§ What you will do: Extract all data as written.

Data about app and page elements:
+===+

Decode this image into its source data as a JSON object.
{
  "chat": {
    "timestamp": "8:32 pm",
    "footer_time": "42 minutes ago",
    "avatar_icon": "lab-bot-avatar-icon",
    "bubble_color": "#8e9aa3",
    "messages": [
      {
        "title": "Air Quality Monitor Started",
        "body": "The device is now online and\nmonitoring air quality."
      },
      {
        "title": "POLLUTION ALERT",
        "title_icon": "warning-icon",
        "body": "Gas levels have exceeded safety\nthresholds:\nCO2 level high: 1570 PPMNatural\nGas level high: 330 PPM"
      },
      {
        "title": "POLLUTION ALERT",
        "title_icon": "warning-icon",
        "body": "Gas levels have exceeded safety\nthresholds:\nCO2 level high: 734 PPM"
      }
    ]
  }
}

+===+

§ The answer:
Decode this image into its source data as a JSON object.
{
  "chat": {
    "timestamp": "8:32 pm",
    "footer_time": "42 minutes ago",
    "avatar_icon": "lab-bot-avatar-icon",
    "bubble_color": "#8e9aa3",
    "messages": [
      {
        "title": "Air Quality Monitor Started",
        "body": "The device is now online and\nmonitoring air quality."
      },
      {
        "title": "POLLUTION ALERT",
        "title_icon": "warning-icon",
        "body": "Gas levels have exceeded safety\nthresholds:\nCO2 level high: 1570 PPMNatural\nGas level high: 330 PPM"
      },
      {
        "title": "POLLUTION ALERT",
        "title_icon": "warning-icon",
        "body": "Gas levels have exceeded safety\nthresholds:\nCO2 level high: 734 PPM"
      }
    ]
  }
}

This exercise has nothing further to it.